Children in low-income families were twice as likely to face moving in the past year compared to children in higher-income families.

  • The majority of children in low-income families who made an interregional move in the previous year (over 40%) moved to the South.
  • More than 90% of children who moved in the previous year moved within a region.

Reasons for moving vary.

  • 45% of children in low-income families who moved to different regions did so for the parents’ jobs.
  • Children in low-income families who moved within regions usually did so for housing-related reasons—the most commonly cited was “wanted better housing.”

Policies

Work Supports: These trends reinforce the importance of state policies that support low-income working families such as an expanded federal Earned Income Tax Credit (EITC), refundable state tax credits, and affordable child care. 4

Immigrant Access to Support: Limiting recent immigrants’ access to the social safety net increases the vulnerability of their children.
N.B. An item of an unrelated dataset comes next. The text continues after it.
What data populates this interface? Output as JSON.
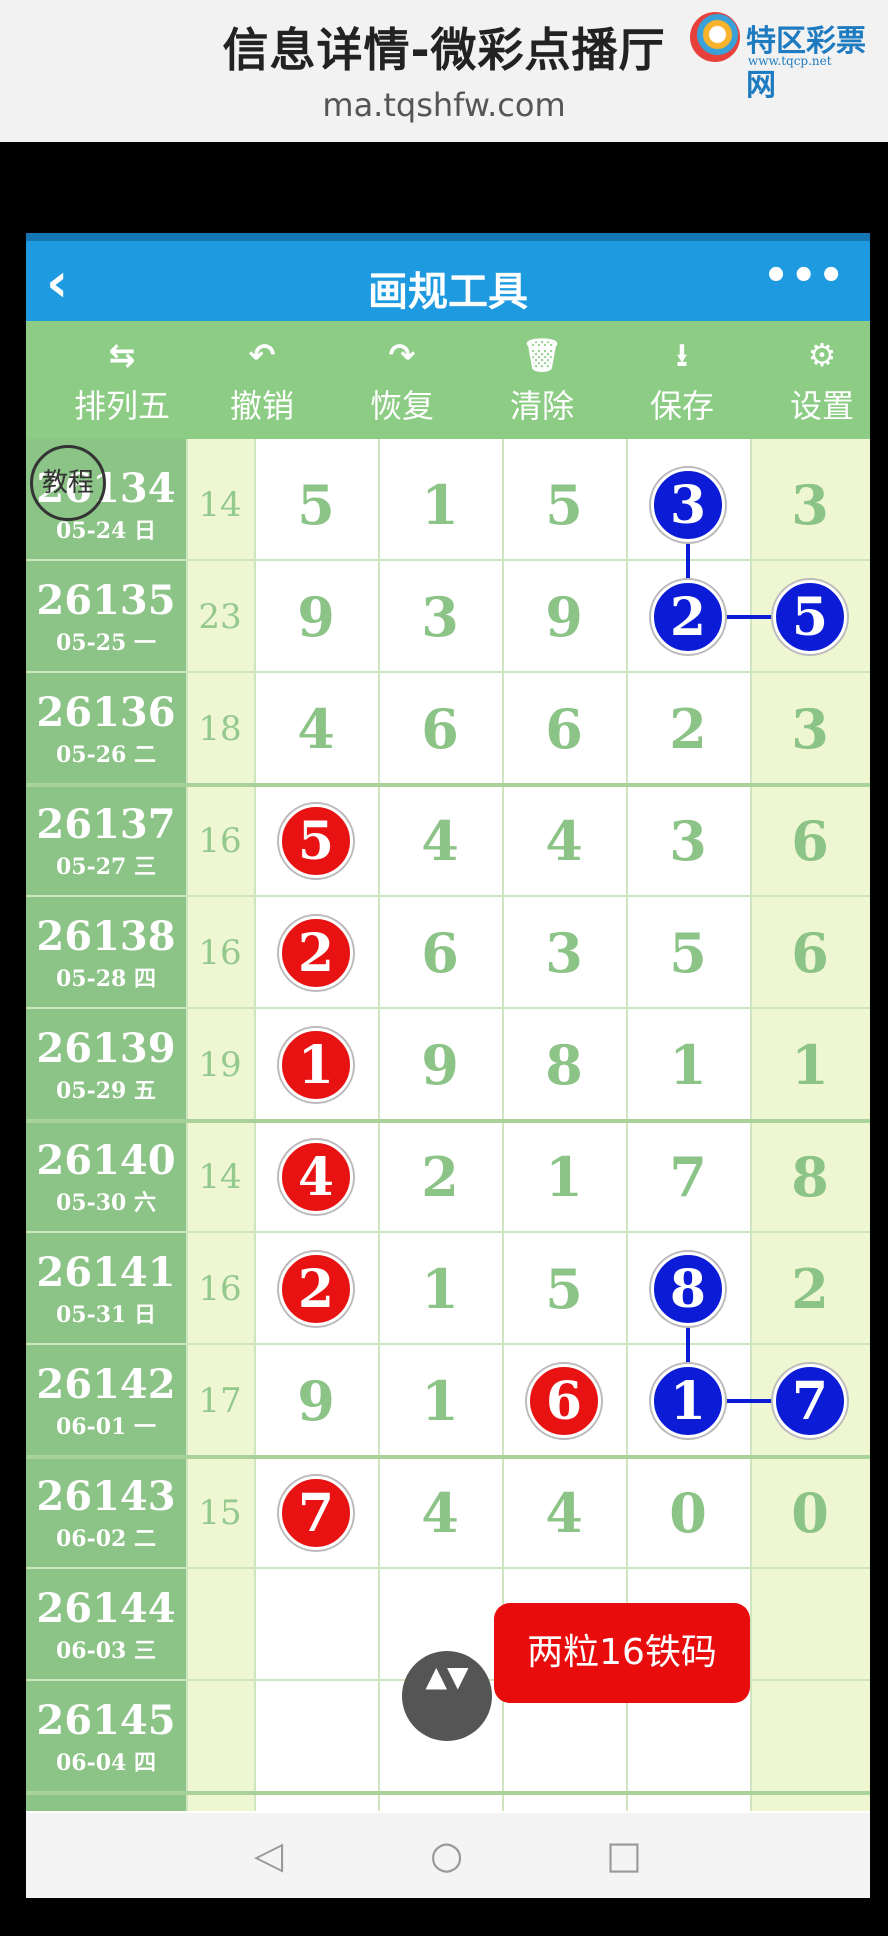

Increasing the work and income supports available to immigrant families will help them to become financially stable.

The welfare reform legislation of 1996 sharply restricted legal immigrants’ access to key income and employment supports, and while parts of the 1996 legislation have been reversed, much remains to be done. 5
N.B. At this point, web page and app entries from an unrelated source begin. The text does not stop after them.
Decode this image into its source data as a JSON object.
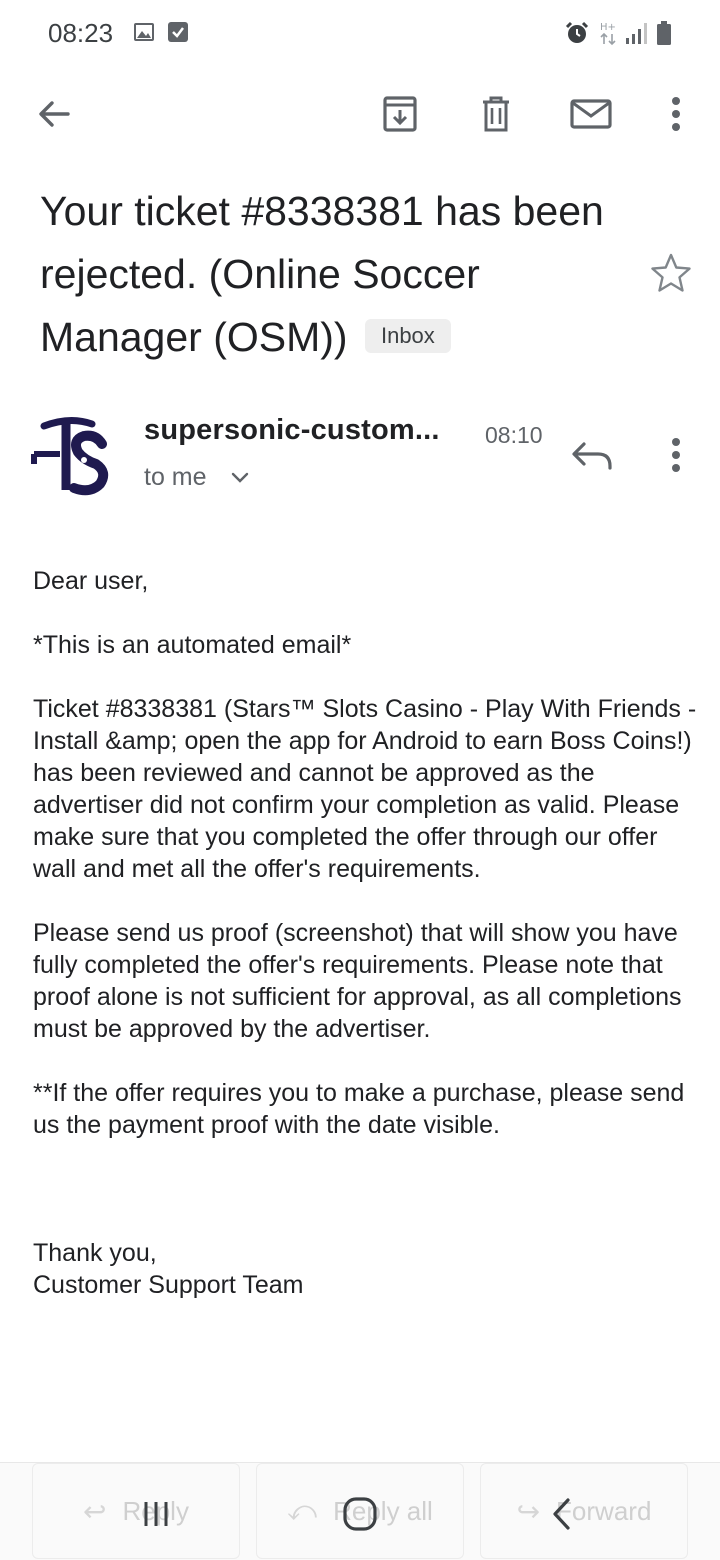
{
  "status_bar": {
    "time": "08:23",
    "left_icons": [
      "image-icon",
      "checkbox-icon"
    ],
    "right_icons": [
      "alarm-icon",
      "h-plus-network-icon",
      "signal-icon",
      "battery-icon"
    ]
  },
  "toolbar": {
    "icons": [
      "back-arrow-icon",
      "archive-icon",
      "delete-icon",
      "mark-unread-icon",
      "more-vert-icon"
    ]
  },
  "subject": {
    "text": "Your ticket #8338381 has been rejected. (Online Soccer Manager (OSM))",
    "label": "Inbox"
  },
  "sender": {
    "name": "supersonic-custom...",
    "time": "08:10",
    "recipient": "to me"
  },
  "body": {
    "greeting": "Dear user,",
    "automated": "*This is an automated email*",
    "paragraph1": "Ticket #8338381 (Stars™ Slots Casino - Play With Friends - Install &amp; open the app for Android to earn Boss Coins!) has been reviewed and cannot be approved as the advertiser did not confirm your completion as valid. Please make sure that you completed the offer through our offer wall and met all the offer's requirements.",
    "paragraph2": "Please send us proof (screenshot) that will show you have fully completed the offer's requirements. Please note that proof alone is not sufficient for approval, as all completions must be approved by the advertiser.",
    "paragraph3": "**If the offer requires you to make a purchase, please send us the payment proof with the date visible.",
    "closing": "Thank you,",
    "signature": "Customer Support Team"
  },
  "actions": {
    "reply": "Reply",
    "reply_all": "Reply all",
    "forward": "Forward"
  },
  "colors": {
    "text": "#202124",
    "secondary": "#5f6368",
    "avatar_navy": "#1f1a4f"
  }
}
Affordable Housing: Low-income children’s higher mobility rates are cause for concern. Moving is associated with family turbulence and difficulties in school. 6 Children in low-income families are more likely to move so that their parents can find less expensive housing. State policies that assure affordable housing (e.g., through voucher programs) can potentially increase residential stability among children and employment among their parents. 7

Endnotes
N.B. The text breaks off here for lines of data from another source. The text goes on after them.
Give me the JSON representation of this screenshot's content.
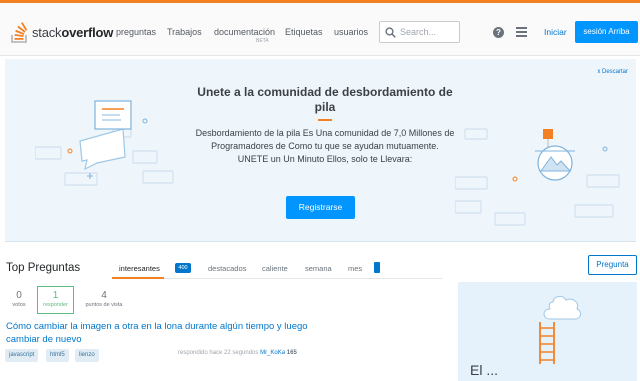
{
  "brand": {
    "prefix": "stack",
    "bold": "overflow"
  },
  "nav": {
    "items": [
      "preguntas",
      "Trabajos",
      "documentación",
      "Etiquetas",
      "usuarios"
    ],
    "doc_badge": "BETA"
  },
  "search": {
    "placeholder": "Search..."
  },
  "header": {
    "help": "?",
    "login_label": "Iniciar",
    "signup_label": "sesión Arriba"
  },
  "hero": {
    "dismiss_label": "x Descartar",
    "title": "Unete a la comunidad de desbordamiento de pila",
    "body": "Desbordamiento de la pila Es Una comunidad de 7,0 Millones de Programadores de Como tu que se ayudan mutuamente. UNETE un Un Minuto Ellos, solo te Llevara:",
    "register_label": "Registrarse"
  },
  "questions": {
    "title": "Top Preguntas",
    "ask_label": "Pregunta",
    "tabs": [
      "interesantes",
      "400",
      "destacados",
      "caliente",
      "semana",
      "mes"
    ],
    "items": [
      {
        "votes": "0",
        "votes_label": "votos",
        "answers": "1",
        "answers_label": "responder",
        "views": "4",
        "views_label": "puntos de vista",
        "title": "Cómo cambiar la imagen a otra en la lona durante algún tiempo y luego cambiar de nuevo",
        "tags": [
          "javascript",
          "html5",
          "lienzo"
        ],
        "meta_prefix": "respondido hace 22 segundos",
        "user": "Mr_KoKa",
        "reputation": "165"
      }
    ]
  },
  "sidebar": {
    "card_text": "El ..."
  },
  "colors": {
    "accent": "#f48024",
    "link": "#0077cc",
    "primary_button": "#0095ff",
    "answered": "#5eba7d"
  }
}
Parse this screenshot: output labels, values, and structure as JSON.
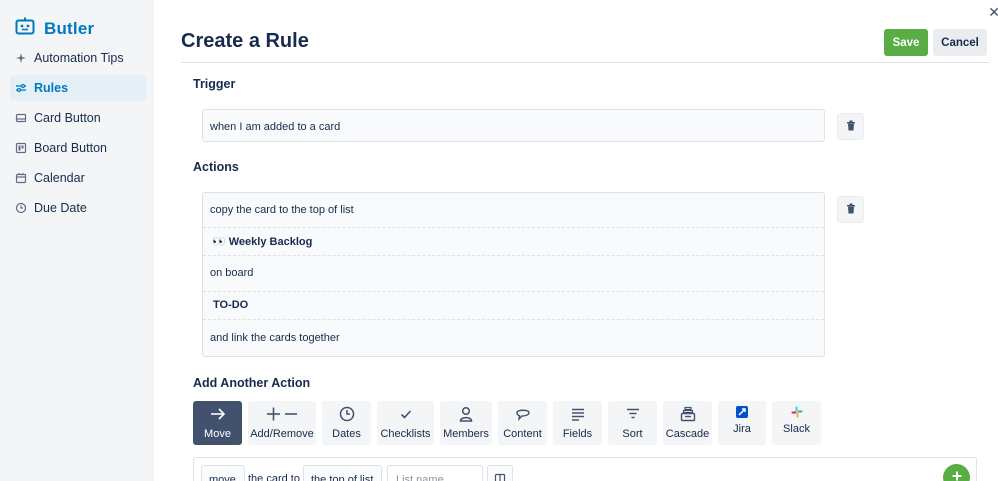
{
  "app": {
    "title": "Butler"
  },
  "sidebar": {
    "items": [
      {
        "label": "Automation Tips",
        "icon": "sparkle-icon",
        "active": false
      },
      {
        "label": "Rules",
        "icon": "sliders-icon",
        "active": true
      },
      {
        "label": "Card Button",
        "icon": "card-icon",
        "active": false
      },
      {
        "label": "Board Button",
        "icon": "board-icon",
        "active": false
      },
      {
        "label": "Calendar",
        "icon": "calendar-icon",
        "active": false
      },
      {
        "label": "Due Date",
        "icon": "clock-icon",
        "active": false
      }
    ]
  },
  "header": {
    "title": "Create a Rule",
    "save_label": "Save",
    "cancel_label": "Cancel"
  },
  "trigger": {
    "heading": "Trigger",
    "text": "when I am added to a card"
  },
  "actions": {
    "heading": "Actions",
    "rows": [
      {
        "text": "copy the card to the top of list",
        "bold": false
      },
      {
        "text": "👀 Weekly Backlog",
        "bold": true
      },
      {
        "text": "on board",
        "bold": false
      },
      {
        "text": "TO-DO",
        "bold": true
      },
      {
        "text": "and link the cards together",
        "bold": false
      }
    ]
  },
  "add_action": {
    "heading": "Add Another Action",
    "tiles": [
      {
        "label": "Move",
        "icon": "arrow-right-icon",
        "active": true
      },
      {
        "label": "Add/Remove",
        "icon": "plus-minus-icon",
        "active": false
      },
      {
        "label": "Dates",
        "icon": "clock-icon",
        "active": false
      },
      {
        "label": "Checklists",
        "icon": "check-icon",
        "active": false
      },
      {
        "label": "Members",
        "icon": "person-icon",
        "active": false
      },
      {
        "label": "Content",
        "icon": "speech-bubble-icon",
        "active": false
      },
      {
        "label": "Fields",
        "icon": "lines-icon",
        "active": false
      },
      {
        "label": "Sort",
        "icon": "sort-icon",
        "active": false
      },
      {
        "label": "Cascade",
        "icon": "cascade-icon",
        "active": false
      },
      {
        "label": "Jira",
        "icon": "jira-icon",
        "active": false
      },
      {
        "label": "Slack",
        "icon": "slack-icon",
        "active": false
      }
    ]
  },
  "builder": {
    "verb": "move",
    "text1": "the card to",
    "position": "the top of list",
    "list_placeholder": "List name"
  },
  "colors": {
    "brand": "#0079bf",
    "save": "#5aac44",
    "active_tile": "#42526e"
  }
}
1. Low income is defined as twice the federal poverty level, or $36,800 for a family of four (2003).

2. Estimates in this fact sheet were prepared by Heather Koball and Ayana Douglas-Hall of NCCP based on the Current Population Survey, March 2002 supplement for a report on regional trends among low-income families and children. See: Koball, H. & Douglas-Hall, A. (2003). Where do children in low-income families live? New York, NY: National Center for Children in Poverty, Columbia University Mailman School of Public Health.

3. Recent immigrant is defined as an individual moving to the United States for good within the last 10 years.

4. Cauthen, N. K. & Lu, H. (2003). Employment alone is not enough for America’s low-income children and families (Living at the Edge Research Brief 1). New York, NY: National Center for Children in Poverty, Columbia University Mailman School of Public Health.

5. See NCCP’s 50-state policy database for more information on benefits available to immigrant families

6. Pribesh, S. & Downey, D. B. (1999). Why are residential and school moves associated with poor school performance. Demography, 36(4), pp. 521-534.

Stoneman, Z.; Brody, G. H.; Churchill, S.; & Winn, L. (1999). Effects of residential instability on Head Start children and their relationship with older siblings. Child Development, 70(5), pp. 1246-62.

7. National Center for Children in Poverty. (2003). Housing assistance promotes employment. News & Issues, Summer, pp. 3, 7; MDRC. (2001). Welfare, housing, and employment: Learning from the Jobs-Plus Demonstration (MDRC Policy Brief). New York, NY: MDRC; Center on Budget and Policy Priorities. (2000). Research evidence suggests that housing subsidies can help long-term welfare recipients find and retain jobs. Washington, DC: Center on Budget and Policy Priorities.